## PROBLEM TO WORK ON:
These records need to be repeated exactly, every one of them.

## EXTRACTED MATERIAL:
================================

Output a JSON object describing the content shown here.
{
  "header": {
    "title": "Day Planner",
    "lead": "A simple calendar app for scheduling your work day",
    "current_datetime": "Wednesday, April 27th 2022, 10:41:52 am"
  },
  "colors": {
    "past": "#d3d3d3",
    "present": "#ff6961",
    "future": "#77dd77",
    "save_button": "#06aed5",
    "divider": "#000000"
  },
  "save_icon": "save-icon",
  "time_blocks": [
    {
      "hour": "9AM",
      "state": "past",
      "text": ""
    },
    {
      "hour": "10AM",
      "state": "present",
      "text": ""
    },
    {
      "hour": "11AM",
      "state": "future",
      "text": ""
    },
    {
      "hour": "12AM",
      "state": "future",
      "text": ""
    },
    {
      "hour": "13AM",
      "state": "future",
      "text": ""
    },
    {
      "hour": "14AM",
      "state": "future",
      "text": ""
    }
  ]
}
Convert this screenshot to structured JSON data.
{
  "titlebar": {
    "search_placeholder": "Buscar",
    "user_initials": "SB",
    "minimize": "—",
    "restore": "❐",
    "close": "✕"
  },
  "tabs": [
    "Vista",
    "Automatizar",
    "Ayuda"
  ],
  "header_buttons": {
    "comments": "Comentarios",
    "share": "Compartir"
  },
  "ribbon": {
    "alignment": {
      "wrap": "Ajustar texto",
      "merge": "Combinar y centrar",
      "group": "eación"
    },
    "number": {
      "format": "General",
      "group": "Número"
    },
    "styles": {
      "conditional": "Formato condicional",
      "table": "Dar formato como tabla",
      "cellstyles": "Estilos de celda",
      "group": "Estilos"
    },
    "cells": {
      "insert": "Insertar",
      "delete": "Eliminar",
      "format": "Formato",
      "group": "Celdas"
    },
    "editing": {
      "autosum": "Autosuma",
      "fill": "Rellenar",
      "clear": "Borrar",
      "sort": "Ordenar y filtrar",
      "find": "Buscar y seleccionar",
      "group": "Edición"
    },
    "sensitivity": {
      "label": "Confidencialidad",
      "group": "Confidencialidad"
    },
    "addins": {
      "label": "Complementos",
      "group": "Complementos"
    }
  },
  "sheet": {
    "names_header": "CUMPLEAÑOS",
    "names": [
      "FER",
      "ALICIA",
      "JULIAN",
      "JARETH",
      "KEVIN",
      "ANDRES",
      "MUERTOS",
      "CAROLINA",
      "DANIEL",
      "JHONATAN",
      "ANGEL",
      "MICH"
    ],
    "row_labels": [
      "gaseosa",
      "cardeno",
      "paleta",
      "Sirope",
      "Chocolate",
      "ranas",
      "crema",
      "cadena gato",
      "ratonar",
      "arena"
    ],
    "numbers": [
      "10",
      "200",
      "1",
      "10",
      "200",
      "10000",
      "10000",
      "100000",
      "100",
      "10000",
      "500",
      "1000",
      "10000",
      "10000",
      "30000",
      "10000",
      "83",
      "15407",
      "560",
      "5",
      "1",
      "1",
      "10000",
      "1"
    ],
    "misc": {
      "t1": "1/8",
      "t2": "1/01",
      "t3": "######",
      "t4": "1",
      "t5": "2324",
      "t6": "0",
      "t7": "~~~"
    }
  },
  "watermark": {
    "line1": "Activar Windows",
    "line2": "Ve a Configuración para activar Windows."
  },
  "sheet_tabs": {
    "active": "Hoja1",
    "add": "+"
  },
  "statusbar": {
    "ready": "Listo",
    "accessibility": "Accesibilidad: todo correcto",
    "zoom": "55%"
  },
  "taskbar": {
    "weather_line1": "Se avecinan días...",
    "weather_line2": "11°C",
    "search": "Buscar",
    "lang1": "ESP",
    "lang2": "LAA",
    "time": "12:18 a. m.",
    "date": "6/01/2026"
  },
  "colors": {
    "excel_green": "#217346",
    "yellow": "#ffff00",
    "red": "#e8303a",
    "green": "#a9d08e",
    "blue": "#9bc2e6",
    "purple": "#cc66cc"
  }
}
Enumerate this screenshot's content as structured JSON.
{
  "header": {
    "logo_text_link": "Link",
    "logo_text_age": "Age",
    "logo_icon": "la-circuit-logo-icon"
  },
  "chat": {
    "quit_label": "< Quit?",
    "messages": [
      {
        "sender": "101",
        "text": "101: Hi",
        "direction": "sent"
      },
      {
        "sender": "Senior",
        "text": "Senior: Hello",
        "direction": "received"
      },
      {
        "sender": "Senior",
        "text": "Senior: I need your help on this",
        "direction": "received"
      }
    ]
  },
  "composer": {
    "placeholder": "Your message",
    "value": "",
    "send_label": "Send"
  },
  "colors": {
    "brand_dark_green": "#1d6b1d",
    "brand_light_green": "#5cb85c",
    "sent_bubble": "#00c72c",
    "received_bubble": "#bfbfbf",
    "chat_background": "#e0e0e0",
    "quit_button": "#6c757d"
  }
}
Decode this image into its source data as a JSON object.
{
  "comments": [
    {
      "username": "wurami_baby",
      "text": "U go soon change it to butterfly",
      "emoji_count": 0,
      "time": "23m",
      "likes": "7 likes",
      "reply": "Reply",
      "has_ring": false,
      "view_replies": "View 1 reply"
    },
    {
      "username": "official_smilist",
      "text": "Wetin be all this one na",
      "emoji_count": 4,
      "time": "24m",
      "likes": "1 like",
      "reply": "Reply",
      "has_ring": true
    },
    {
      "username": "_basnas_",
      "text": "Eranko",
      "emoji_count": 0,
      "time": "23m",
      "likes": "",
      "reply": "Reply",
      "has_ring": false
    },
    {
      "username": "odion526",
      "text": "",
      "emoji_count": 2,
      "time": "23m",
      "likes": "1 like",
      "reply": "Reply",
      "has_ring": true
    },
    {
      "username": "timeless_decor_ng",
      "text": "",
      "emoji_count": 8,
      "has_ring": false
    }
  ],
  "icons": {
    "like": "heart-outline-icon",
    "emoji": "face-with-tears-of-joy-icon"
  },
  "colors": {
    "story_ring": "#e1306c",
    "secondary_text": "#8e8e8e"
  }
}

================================

## TASK RESPONSE:
Output a JSON object describing the content shown here.
{
  "header": {
    "title": "Day Planner",
    "lead": "A simple calendar app for scheduling your work day",
    "current_datetime": "Wednesday, April 27th 2022, 10:41:52 am"
  },
  "colors": {
    "past": "#d3d3d3",
    "present": "#ff6961",
    "future": "#77dd77",
    "save_button": "#06aed5",
    "divider": "#000000"
  },
  "save_icon": "save-icon",
  "time_blocks": [
    {
      "hour": "9AM",
      "state": "past",
      "text": ""
    },
    {
      "hour": "10AM",
      "state": "present",
      "text": ""
    },
    {
      "hour": "11AM",
      "state": "future",
      "text": ""
    },
    {
      "hour": "12AM",
      "state": "future",
      "text": ""
    },
    {
      "hour": "13AM",
      "state": "future",
      "text": ""
    },
    {
      "hour": "14AM",
      "state": "future",
      "text": ""
    }
  ]
}
Convert this screenshot to structured JSON data.
{
  "titlebar": {
    "search_placeholder": "Buscar",
    "user_initials": "SB",
    "minimize": "—",
    "restore": "❐",
    "close": "✕"
  },
  "tabs": [
    "Vista",
    "Automatizar",
    "Ayuda"
  ],
  "header_buttons": {
    "comments": "Comentarios",
    "share": "Compartir"
  },
  "ribbon": {
    "alignment": {
      "wrap": "Ajustar texto",
      "merge": "Combinar y centrar",
      "group": "eación"
    },
    "number": {
      "format": "General",
      "group": "Número"
    },
    "styles": {
      "conditional": "Formato condicional",
      "table": "Dar formato como tabla",
      "cellstyles": "Estilos de celda",
      "group": "Estilos"
    },
    "cells": {
      "insert": "Insertar",
      "delete": "Eliminar",
      "format": "Formato",
      "group": "Celdas"
    },
    "editing": {
      "autosum": "Autosuma",
      "fill": "Rellenar",
      "clear": "Borrar",
      "sort": "Ordenar y filtrar",
      "find": "Buscar y seleccionar",
      "group": "Edición"
    },
    "sensitivity": {
      "label": "Confidencialidad",
      "group": "Confidencialidad"
    },
    "addins": {
      "label": "Complementos",
      "group": "Complementos"
    }
  },
  "sheet": {
    "names_header": "CUMPLEAÑOS",
    "names": [
      "FER",
      "ALICIA",
      "JULIAN",
      "JARETH",
      "KEVIN",
      "ANDRES",
      "MUERTOS",
      "CAROLINA",
      "DANIEL",
      "JHONATAN",
      "ANGEL",
      "MICH"
    ],
    "row_labels": [
      "gaseosa",
      "cardeno",
      "paleta",
      "Sirope",
      "Chocolate",
      "ranas",
      "crema",
      "cadena gato",
      "ratonar",
      "arena"
    ],
    "numbers": [
      "10",
      "200",
      "1",
      "10",
      "200",
      "10000",
      "10000",
      "100000",
      "100",
      "10000",
      "500",
      "1000",
      "10000",
      "10000",
      "30000",
      "10000",
      "83",
      "15407",
      "560",
      "5",
      "1",
      "1",
      "10000",
      "1"
    ],
    "misc": {
      "t1": "1/8",
      "t2": "1/01",
      "t3": "######",
      "t4": "1",
      "t5": "2324",
      "t6": "0",
      "t7": "~~~"
    }
  },
  "watermark": {
    "line1": "Activar Windows",
    "line2": "Ve a Configuración para activar Windows."
  },
  "sheet_tabs": {
    "active": "Hoja1",
    "add": "+"
  },
  "statusbar": {
    "ready": "Listo",
    "accessibility": "Accesibilidad: todo correcto",
    "zoom": "55%"
  },
  "taskbar": {
    "weather_line1": "Se avecinan días...",
    "weather_line2": "11°C",
    "search": "Buscar",
    "lang1": "ESP",
    "lang2": "LAA",
    "time": "12:18 a. m.",
    "date": "6/01/2026"
  },
  "colors": {
    "excel_green": "#217346",
    "yellow": "#ffff00",
    "red": "#e8303a",
    "green": "#a9d08e",
    "blue": "#9bc2e6",
    "purple": "#cc66cc"
  }
}
Enumerate this screenshot's content as structured JSON.
{
  "header": {
    "logo_text_link": "Link",
    "logo_text_age": "Age",
    "logo_icon": "la-circuit-logo-icon"
  },
  "chat": {
    "quit_label": "< Quit?",
    "messages": [
      {
        "sender": "101",
        "text": "101: Hi",
        "direction": "sent"
      },
      {
        "sender": "Senior",
        "text": "Senior: Hello",
        "direction": "received"
      },
      {
        "sender": "Senior",
        "text": "Senior: I need your help on this",
        "direction": "received"
      }
    ]
  },
  "composer": {
    "placeholder": "Your message",
    "value": "",
    "send_label": "Send"
  },
  "colors": {
    "brand_dark_green": "#1d6b1d",
    "brand_light_green": "#5cb85c",
    "sent_bubble": "#00c72c",
    "received_bubble": "#bfbfbf",
    "chat_background": "#e0e0e0",
    "quit_button": "#6c757d"
  }
}
Decode this image into its source data as a JSON object.
{
  "comments": [
    {
      "username": "wurami_baby",
      "text": "U go soon change it to butterfly",
      "emoji_count": 0,
      "time": "23m",
      "likes": "7 likes",
      "reply": "Reply",
      "has_ring": false,
      "view_replies": "View 1 reply"
    },
    {
      "username": "official_smilist",
      "text": "Wetin be all this one na",
      "emoji_count": 4,
      "time": "24m",
      "likes": "1 like",
      "reply": "Reply",
      "has_ring": true
    },
    {
      "username": "_basnas_",
      "text": "Eranko",
      "emoji_count": 0,
      "time": "23m",
      "likes": "",
      "reply": "Reply",
      "has_ring": false
    },
    {
      "username": "odion526",
      "text": "",
      "emoji_count": 2,
      "time": "23m",
      "likes": "1 like",
      "reply": "Reply",
      "has_ring": true
    },
    {
      "username": "timeless_decor_ng",
      "text": "",
      "emoji_count": 8,
      "has_ring": false
    }
  ],
  "icons": {
    "like": "heart-outline-icon",
    "emoji": "face-with-tears-of-joy-icon"
  },
  "colors": {
    "story_ring": "#e1306c",
    "secondary_text": "#8e8e8e"
  }
}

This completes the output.